## Records

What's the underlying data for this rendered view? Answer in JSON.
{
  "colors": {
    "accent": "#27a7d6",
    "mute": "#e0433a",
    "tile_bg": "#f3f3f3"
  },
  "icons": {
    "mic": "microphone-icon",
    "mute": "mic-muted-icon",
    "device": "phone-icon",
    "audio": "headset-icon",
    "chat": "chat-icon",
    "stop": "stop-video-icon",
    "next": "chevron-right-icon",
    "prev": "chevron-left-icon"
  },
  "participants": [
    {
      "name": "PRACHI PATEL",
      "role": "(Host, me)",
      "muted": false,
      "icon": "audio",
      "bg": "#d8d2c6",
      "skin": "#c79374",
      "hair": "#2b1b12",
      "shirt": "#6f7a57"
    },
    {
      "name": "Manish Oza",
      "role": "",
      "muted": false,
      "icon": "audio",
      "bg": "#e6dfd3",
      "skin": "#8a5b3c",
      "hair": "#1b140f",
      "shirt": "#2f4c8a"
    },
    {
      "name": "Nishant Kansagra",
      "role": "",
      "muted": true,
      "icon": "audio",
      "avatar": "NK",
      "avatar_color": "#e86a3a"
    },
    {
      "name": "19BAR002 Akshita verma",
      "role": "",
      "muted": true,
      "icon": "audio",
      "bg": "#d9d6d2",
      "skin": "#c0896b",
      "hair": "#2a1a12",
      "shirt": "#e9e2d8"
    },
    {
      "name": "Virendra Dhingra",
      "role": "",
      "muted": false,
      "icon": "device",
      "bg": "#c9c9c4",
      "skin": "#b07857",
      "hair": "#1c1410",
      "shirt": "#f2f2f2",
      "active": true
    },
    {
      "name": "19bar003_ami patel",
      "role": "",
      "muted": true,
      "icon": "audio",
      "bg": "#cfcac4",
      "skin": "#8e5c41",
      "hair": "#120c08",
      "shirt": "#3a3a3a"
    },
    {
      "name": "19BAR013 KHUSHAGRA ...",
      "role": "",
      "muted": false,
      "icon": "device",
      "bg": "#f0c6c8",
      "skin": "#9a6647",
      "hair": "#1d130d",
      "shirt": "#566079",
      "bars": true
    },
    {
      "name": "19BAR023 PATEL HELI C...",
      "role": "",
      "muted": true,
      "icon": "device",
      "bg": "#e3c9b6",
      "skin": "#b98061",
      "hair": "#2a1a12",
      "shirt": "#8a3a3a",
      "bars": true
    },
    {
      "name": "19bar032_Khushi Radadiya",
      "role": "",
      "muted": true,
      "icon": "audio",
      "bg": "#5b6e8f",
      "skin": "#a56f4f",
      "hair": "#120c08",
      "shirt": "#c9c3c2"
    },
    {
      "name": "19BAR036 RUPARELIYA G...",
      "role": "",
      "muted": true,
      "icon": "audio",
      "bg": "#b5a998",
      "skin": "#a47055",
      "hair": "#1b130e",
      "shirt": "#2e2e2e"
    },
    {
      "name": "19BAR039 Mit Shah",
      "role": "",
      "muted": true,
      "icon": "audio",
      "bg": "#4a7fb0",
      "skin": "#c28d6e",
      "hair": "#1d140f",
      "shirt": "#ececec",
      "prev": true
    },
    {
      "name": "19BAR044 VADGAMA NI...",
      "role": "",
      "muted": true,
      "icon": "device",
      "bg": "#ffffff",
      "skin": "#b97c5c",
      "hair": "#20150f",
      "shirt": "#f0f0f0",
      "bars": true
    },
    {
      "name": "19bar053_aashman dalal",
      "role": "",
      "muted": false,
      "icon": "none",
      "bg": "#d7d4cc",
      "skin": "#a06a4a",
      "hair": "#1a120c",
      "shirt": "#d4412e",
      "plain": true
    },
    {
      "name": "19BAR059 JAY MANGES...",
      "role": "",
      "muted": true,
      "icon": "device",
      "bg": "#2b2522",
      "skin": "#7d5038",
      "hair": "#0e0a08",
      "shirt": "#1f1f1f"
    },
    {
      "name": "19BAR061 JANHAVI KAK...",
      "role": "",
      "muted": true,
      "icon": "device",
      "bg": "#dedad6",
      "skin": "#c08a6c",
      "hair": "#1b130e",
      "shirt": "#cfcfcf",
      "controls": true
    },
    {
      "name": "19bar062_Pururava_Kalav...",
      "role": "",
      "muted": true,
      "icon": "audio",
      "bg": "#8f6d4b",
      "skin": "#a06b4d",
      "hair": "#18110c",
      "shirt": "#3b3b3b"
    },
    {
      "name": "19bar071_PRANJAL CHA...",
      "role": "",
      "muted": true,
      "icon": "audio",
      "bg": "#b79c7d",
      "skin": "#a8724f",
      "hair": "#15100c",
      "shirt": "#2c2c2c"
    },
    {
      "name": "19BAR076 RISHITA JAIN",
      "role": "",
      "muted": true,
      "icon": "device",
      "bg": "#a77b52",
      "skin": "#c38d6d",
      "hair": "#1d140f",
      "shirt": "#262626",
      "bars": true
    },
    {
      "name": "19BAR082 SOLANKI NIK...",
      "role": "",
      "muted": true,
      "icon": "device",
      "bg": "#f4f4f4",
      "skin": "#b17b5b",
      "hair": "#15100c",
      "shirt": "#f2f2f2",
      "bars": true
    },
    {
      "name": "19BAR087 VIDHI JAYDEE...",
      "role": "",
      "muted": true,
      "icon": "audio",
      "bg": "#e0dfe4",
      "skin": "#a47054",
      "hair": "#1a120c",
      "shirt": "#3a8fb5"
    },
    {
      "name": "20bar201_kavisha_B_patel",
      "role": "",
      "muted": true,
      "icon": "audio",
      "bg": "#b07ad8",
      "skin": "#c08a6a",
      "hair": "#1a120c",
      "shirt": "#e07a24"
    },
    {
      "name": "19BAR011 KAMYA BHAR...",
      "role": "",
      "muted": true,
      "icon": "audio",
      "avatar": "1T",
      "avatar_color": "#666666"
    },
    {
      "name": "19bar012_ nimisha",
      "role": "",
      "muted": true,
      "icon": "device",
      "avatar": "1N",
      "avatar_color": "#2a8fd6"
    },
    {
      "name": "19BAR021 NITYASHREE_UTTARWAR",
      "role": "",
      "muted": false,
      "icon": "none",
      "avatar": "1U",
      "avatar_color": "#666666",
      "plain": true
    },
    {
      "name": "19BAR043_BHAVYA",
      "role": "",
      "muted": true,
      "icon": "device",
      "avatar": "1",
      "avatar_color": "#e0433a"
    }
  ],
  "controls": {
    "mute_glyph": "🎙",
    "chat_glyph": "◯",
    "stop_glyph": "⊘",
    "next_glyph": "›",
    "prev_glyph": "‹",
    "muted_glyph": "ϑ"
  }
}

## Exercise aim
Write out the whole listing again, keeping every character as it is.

## Your response
What's the underlying data for this rendered view? Answer in JSON.
{
  "colors": {
    "accent": "#27a7d6",
    "mute": "#e0433a",
    "tile_bg": "#f3f3f3"
  },
  "icons": {
    "mic": "microphone-icon",
    "mute": "mic-muted-icon",
    "device": "phone-icon",
    "audio": "headset-icon",
    "chat": "chat-icon",
    "stop": "stop-video-icon",
    "next": "chevron-right-icon",
    "prev": "chevron-left-icon"
  },
  "participants": [
    {
      "name": "PRACHI PATEL",
      "role": "(Host, me)",
      "muted": false,
      "icon": "audio",
      "bg": "#d8d2c6",
      "skin": "#c79374",
      "hair": "#2b1b12",
      "shirt": "#6f7a57"
    },
    {
      "name": "Manish Oza",
      "role": "",
      "muted": false,
      "icon": "audio",
      "bg": "#e6dfd3",
      "skin": "#8a5b3c",
      "hair": "#1b140f",
      "shirt": "#2f4c8a"
    },
    {
      "name": "Nishant Kansagra",
      "role": "",
      "muted": true,
      "icon": "audio",
      "avatar": "NK",
      "avatar_color": "#e86a3a"
    },
    {
      "name": "19BAR002 Akshita verma",
      "role": "",
      "muted": true,
      "icon": "audio",
      "bg": "#d9d6d2",
      "skin": "#c0896b",
      "hair": "#2a1a12",
      "shirt": "#e9e2d8"
    },
    {
      "name": "Virendra Dhingra",
      "role": "",
      "muted": false,
      "icon": "device",
      "bg": "#c9c9c4",
      "skin": "#b07857",
      "hair": "#1c1410",
      "shirt": "#f2f2f2",
      "active": true
    },
    {
      "name": "19bar003_ami patel",
      "role": "",
      "muted": true,
      "icon": "audio",
      "bg": "#cfcac4",
      "skin": "#8e5c41",
      "hair": "#120c08",
      "shirt": "#3a3a3a"
    },
    {
      "name": "19BAR013 KHUSHAGRA ...",
      "role": "",
      "muted": false,
      "icon": "device",
      "bg": "#f0c6c8",
      "skin": "#9a6647",
      "hair": "#1d130d",
      "shirt": "#566079",
      "bars": true
    },
    {
      "name": "19BAR023 PATEL HELI C...",
      "role": "",
      "muted": true,
      "icon": "device",
      "bg": "#e3c9b6",
      "skin": "#b98061",
      "hair": "#2a1a12",
      "shirt": "#8a3a3a",
      "bars": true
    },
    {
      "name": "19bar032_Khushi Radadiya",
      "role": "",
      "muted": true,
      "icon": "audio",
      "bg": "#5b6e8f",
      "skin": "#a56f4f",
      "hair": "#120c08",
      "shirt": "#c9c3c2"
    },
    {
      "name": "19BAR036 RUPARELIYA G...",
      "role": "",
      "muted": true,
      "icon": "audio",
      "bg": "#b5a998",
      "skin": "#a47055",
      "hair": "#1b130e",
      "shirt": "#2e2e2e"
    },
    {
      "name": "19BAR039 Mit Shah",
      "role": "",
      "muted": true,
      "icon": "audio",
      "bg": "#4a7fb0",
      "skin": "#c28d6e",
      "hair": "#1d140f",
      "shirt": "#ececec",
      "prev": true
    },
    {
      "name": "19BAR044 VADGAMA NI...",
      "role": "",
      "muted": true,
      "icon": "device",
      "bg": "#ffffff",
      "skin": "#b97c5c",
      "hair": "#20150f",
      "shirt": "#f0f0f0",
      "bars": true
    },
    {
      "name": "19bar053_aashman dalal",
      "role": "",
      "muted": false,
      "icon": "none",
      "bg": "#d7d4cc",
      "skin": "#a06a4a",
      "hair": "#1a120c",
      "shirt": "#d4412e",
      "plain": true
    },
    {
      "name": "19BAR059 JAY MANGES...",
      "role": "",
      "muted": true,
      "icon": "device",
      "bg": "#2b2522",
      "skin": "#7d5038",
      "hair": "#0e0a08",
      "shirt": "#1f1f1f"
    },
    {
      "name": "19BAR061 JANHAVI KAK...",
      "role": "",
      "muted": true,
      "icon": "device",
      "bg": "#dedad6",
      "skin": "#c08a6c",
      "hair": "#1b130e",
      "shirt": "#cfcfcf",
      "controls": true
    },
    {
      "name": "19bar062_Pururava_Kalav...",
      "role": "",
      "muted": true,
      "icon": "audio",
      "bg": "#8f6d4b",
      "skin": "#a06b4d",
      "hair": "#18110c",
      "shirt": "#3b3b3b"
    },
    {
      "name": "19bar071_PRANJAL CHA...",
      "role": "",
      "muted": true,
      "icon": "audio",
      "bg": "#b79c7d",
      "skin": "#a8724f",
      "hair": "#15100c",
      "shirt": "#2c2c2c"
    },
    {
      "name": "19BAR076 RISHITA JAIN",
      "role": "",
      "muted": true,
      "icon": "device",
      "bg": "#a77b52",
      "skin": "#c38d6d",
      "hair": "#1d140f",
      "shirt": "#262626",
      "bars": true
    },
    {
      "name": "19BAR082 SOLANKI NIK...",
      "role": "",
      "muted": true,
      "icon": "device",
      "bg": "#f4f4f4",
      "skin": "#b17b5b",
      "hair": "#15100c",
      "shirt": "#f2f2f2",
      "bars": true
    },
    {
      "name": "19BAR087 VIDHI JAYDEE...",
      "role": "",
      "muted": true,
      "icon": "audio",
      "bg": "#e0dfe4",
      "skin": "#a47054",
      "hair": "#1a120c",
      "shirt": "#3a8fb5"
    },
    {
      "name": "20bar201_kavisha_B_patel",
      "role": "",
      "muted": true,
      "icon": "audio",
      "bg": "#b07ad8",
      "skin": "#c08a6a",
      "hair": "#1a120c",
      "shirt": "#e07a24"
    },
    {
      "name": "19BAR011 KAMYA BHAR...",
      "role": "",
      "muted": true,
      "icon": "audio",
      "avatar": "1T",
      "avatar_color": "#666666"
    },
    {
      "name": "19bar012_ nimisha",
      "role": "",
      "muted": true,
      "icon": "device",
      "avatar": "1N",
      "avatar_color": "#2a8fd6"
    },
    {
      "name": "19BAR021 NITYASHREE_UTTARWAR",
      "role": "",
      "muted": false,
      "icon": "none",
      "avatar": "1U",
      "avatar_color": "#666666",
      "plain": true
    },
    {
      "name": "19BAR043_BHAVYA",
      "role": "",
      "muted": true,
      "icon": "device",
      "avatar": "1",
      "avatar_color": "#e0433a"
    }
  ],
  "controls": {
    "mute_glyph": "🎙",
    "chat_glyph": "◯",
    "stop_glyph": "⊘",
    "next_glyph": "›",
    "prev_glyph": "‹",
    "muted_glyph": "ϑ"
  }
}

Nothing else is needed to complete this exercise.